The Artisans Cup featured several panels throughout the weekend that gave visitors a chance to learn from the team that put the event together, from the Neils, and from the judges. During the judges’ panel, time was devoted to the different approaches of recognizing excellence in an exhibit.
The Artisans Cup recognized the 1st, 2nd and 3rd highest scoring trees regardless of size or variety (see “The Results are in!” for details). This approach takes a cue from Kokufu-ten in which judges recognize excellence without regard to tree size or variety. Unlike Kokufu, the Cup distinguished 1st place from 2nd and 3rd (Kokufu prizes share equal weight).
What’s great about this approach is that it produces a “winner” – an unambiguous best tree in the exhibit. This encourages competition and helps demonstrate excellence across categories. I also think it’s good as it encourages people to exhibit their very best trees, not their best trees within a given category.

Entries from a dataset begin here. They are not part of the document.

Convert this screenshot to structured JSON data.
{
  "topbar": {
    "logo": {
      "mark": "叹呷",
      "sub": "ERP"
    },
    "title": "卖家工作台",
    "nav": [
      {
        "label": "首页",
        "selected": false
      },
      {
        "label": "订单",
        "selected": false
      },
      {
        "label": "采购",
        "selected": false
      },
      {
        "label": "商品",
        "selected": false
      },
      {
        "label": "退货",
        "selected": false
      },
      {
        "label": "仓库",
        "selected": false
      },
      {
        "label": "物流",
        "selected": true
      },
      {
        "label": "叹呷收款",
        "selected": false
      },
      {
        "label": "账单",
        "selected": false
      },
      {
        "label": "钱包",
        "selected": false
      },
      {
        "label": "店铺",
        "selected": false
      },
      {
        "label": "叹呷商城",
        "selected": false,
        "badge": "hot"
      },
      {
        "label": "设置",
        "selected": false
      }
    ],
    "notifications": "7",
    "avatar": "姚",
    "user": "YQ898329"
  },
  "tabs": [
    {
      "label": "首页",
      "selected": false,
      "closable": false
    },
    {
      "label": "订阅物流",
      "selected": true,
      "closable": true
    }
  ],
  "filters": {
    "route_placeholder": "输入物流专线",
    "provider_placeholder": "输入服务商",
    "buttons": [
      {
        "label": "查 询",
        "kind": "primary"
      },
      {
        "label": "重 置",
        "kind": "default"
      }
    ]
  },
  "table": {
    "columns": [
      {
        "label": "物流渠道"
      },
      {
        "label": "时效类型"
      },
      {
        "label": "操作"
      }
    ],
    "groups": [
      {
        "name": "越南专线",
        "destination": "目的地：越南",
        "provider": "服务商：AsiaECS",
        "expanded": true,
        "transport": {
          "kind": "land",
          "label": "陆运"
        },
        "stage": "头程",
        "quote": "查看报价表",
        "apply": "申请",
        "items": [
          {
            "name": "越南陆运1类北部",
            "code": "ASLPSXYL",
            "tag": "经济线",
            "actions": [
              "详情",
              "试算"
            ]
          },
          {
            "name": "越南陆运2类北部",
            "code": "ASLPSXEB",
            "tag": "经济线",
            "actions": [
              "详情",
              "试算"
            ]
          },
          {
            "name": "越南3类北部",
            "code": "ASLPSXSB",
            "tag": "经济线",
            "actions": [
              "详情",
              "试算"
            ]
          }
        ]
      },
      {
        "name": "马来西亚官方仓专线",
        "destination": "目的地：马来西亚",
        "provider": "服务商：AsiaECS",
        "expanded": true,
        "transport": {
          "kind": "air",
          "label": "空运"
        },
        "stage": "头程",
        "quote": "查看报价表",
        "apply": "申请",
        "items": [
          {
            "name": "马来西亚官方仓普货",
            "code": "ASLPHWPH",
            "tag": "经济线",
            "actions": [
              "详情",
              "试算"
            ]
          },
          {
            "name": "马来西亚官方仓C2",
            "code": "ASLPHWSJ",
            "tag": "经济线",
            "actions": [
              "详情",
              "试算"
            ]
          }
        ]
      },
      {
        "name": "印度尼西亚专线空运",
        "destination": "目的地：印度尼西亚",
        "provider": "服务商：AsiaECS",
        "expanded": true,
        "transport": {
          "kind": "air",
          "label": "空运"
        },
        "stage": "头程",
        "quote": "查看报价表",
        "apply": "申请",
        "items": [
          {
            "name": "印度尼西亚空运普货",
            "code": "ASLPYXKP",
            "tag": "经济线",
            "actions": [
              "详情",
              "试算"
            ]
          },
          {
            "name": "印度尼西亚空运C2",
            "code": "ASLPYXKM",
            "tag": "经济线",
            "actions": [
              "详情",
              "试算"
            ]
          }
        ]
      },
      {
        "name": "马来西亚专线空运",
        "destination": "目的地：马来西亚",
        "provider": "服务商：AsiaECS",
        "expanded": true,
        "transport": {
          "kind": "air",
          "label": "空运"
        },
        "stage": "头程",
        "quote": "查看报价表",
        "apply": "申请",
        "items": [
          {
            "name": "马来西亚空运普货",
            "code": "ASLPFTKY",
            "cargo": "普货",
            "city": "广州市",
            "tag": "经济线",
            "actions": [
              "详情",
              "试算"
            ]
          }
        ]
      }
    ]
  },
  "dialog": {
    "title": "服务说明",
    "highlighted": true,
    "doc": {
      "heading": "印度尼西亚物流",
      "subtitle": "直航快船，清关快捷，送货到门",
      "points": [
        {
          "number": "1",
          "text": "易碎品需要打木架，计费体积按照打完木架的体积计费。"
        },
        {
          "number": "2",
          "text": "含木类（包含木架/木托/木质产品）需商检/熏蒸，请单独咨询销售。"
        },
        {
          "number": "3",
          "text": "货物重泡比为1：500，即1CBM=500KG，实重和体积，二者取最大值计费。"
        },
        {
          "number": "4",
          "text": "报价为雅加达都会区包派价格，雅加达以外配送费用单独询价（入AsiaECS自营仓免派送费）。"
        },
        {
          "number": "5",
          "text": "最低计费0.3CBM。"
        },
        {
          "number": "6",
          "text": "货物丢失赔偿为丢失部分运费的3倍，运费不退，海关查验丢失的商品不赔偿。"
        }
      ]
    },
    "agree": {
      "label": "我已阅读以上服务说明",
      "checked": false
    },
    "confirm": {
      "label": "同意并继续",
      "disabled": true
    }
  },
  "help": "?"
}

That said, there are some great reasons to recognize trees by category too. This approach can encourage people to show different sizes and styles of trees which may lead to a more diverse show. It’s educational as we end up with exemplars in different categories – good for contrasting the characteristics we care about in deciduous varieties with those we look for in coniferous varieties.
With a strict category system, there’s no way to recognize a single “best in show.” It’s also tricky to handle situations where only a few trees appear in each category. If there are only two medium deciduous trees in an exhibit, is that enough competition to clearly award a winner? What if there is only one medium deciduous tree, but it’s the best tree in the exhibit?
The approach taken by the Taikan-ten and Sakufu-ten exhibits is to recognize the best tree in each category and award the honor of “best in show” separately. I think it’s a nice balance, though this too can be awkward in that the “best large conifer” is not as good as a large conifer that wins “best in show.”
Back in Oregon, we have the scores for all trees exhibited at the Artisans Cup and can recognize the best trees in each category after the fact. Using Dan Yamins’ normalized scores, I’ve indicated the trees with the highest average scores in several categories below. They’re all beautiful – I hope you enjoy them!
Best in Show – Randy Knight.
Rocky Mountain juniper
Best Large Conifer – Eric Schikowski.
Best Large Deciduous – Pacific Bonsai Museum.
Best Medium Deciduous – William N. Valavanis.
Japanese maple ‘Shishigashira’
Best Medium Conifer – Jason Eider.
As displayed with rose and fern
Subscribe to Bonsai Tonight
New Posts Delivered Every Tuesday and Friday